Wednesday, Sept. 25, 1996 | 11:59 a.m.
District Attorney Stewart Bell told a jury that the thought of life in prison with no hope of parole doesn't intimidate William "Billy" Castillo.
The jury that convicted Castillo earlier this month continued deliberations today into his fate for the brutal beating death of 86-year-old retired schoolteacher Isabelle Berndt in her home on Dec. 17.
The choice for the jury in District Judge Bill Maupin's courtroom is death by lethal injection or life in prison with or without the possibility of parole.
Castillo was found guilty of breaking into the elderly woman's home -- using a key he discovered while working on a roofing job there -- and beating her to death as she slept.

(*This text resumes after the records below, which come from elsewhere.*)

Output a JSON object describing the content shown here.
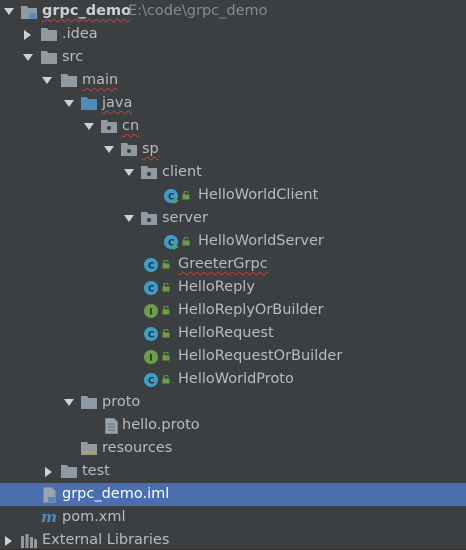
{
  "project": {
    "name": "grpc_demo",
    "path": "E:\\code\\grpc_demo"
  },
  "tree": {
    "idea": ".idea",
    "src": "src",
    "main": "main",
    "java": "java",
    "cn": "cn",
    "sp": "sp",
    "client": "client",
    "hello_world_client": "HelloWorldClient",
    "server": "server",
    "hello_world_server": "HelloWorldServer",
    "greeter_grpc": "GreeterGrpc",
    "hello_reply": "HelloReply",
    "hello_reply_or_builder": "HelloReplyOrBuilder",
    "hello_request": "HelloRequest",
    "hello_request_or_builder": "HelloRequestOrBuilder",
    "hello_world_proto": "HelloWorldProto",
    "proto": "proto",
    "hello_proto": "hello.proto",
    "resources": "resources",
    "test": "test",
    "iml": "grpc_demo.iml",
    "pom": "pom.xml",
    "external_libraries": "External Libraries"
  },
  "icons": {
    "module": "module-folder-icon",
    "folder": "folder-icon",
    "source_root": "source-root-icon",
    "package": "package-icon",
    "class": "class-icon",
    "interface": "interface-icon",
    "file": "file-icon",
    "maven": "maven-icon",
    "libraries": "libraries-icon"
  },
  "colors": {
    "background": "#3c3f41",
    "selection": "#4b6eaf",
    "text": "#bbbbbb",
    "path_text": "#8a8a8a",
    "class_icon": "#3d9ec9",
    "interface_icon": "#6a9f47",
    "runnable_badge": "#57a64a",
    "error_underline": "#bc3f3c",
    "folder": "#8f9aa3",
    "source_folder": "#4f8bbd"
  }
}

Her belongings were stolen and the home at 13 N. Yale St., near Western High School, was partially burned in an effort to destroy the evidence of guilt.
Bell noted during closing arguments Tuesday that the 23-year-old defendant had been released from his second prison term only seven months before the slaying.
The prosecutor said that Castillo told a psychiatrist he had been "perfectly happy" in prison and Bell cautioned the jury not to throw the killer into the "briar patch of prison" where he wants to go.
"Do not compromise," Bell told the jury. "Impose the only real punishment ... that has any meaning to William Castillo -- death."
Defense attorneys David Schieck and Peter LaPorta asked that the sentence be life in prison, citing Castillo's youthfulness and a difficult childhood that resulted in his early involvement with the juvenile justice system.
"The die was cast when he was 5 or 6 years old," LaPorta said.
Schieck said Castillo "never had a childhood" and was "on a laser beam he couldn't get off of."
In an unsworn statement as the penalty hearing's last witness, Castillo admitted "I've done something very horrible."
He read to the jury a letter he had written to Berndt's family apologizing for the slaying while admitting that he knows it "in no way makes it better."
"Only God and myself know the turmoil I feel inside," Castillo said.
But Deputy District Attorney Mel Harmon said the killing was "a case of sinister simplicity" because Castillo didn't want to be identified by his victim as a thief.
Harmon chastised the killer for attacking the "helpless, unarmed 86-year-old woman who was 5 foot 2."
"He committed a murder he didn't have to perpetrate," the prosecutor said. "It was done gratuitously with premeditation."
Harmon noted that Castillo had a violent history during his years behind bars and on those occasions when he was free.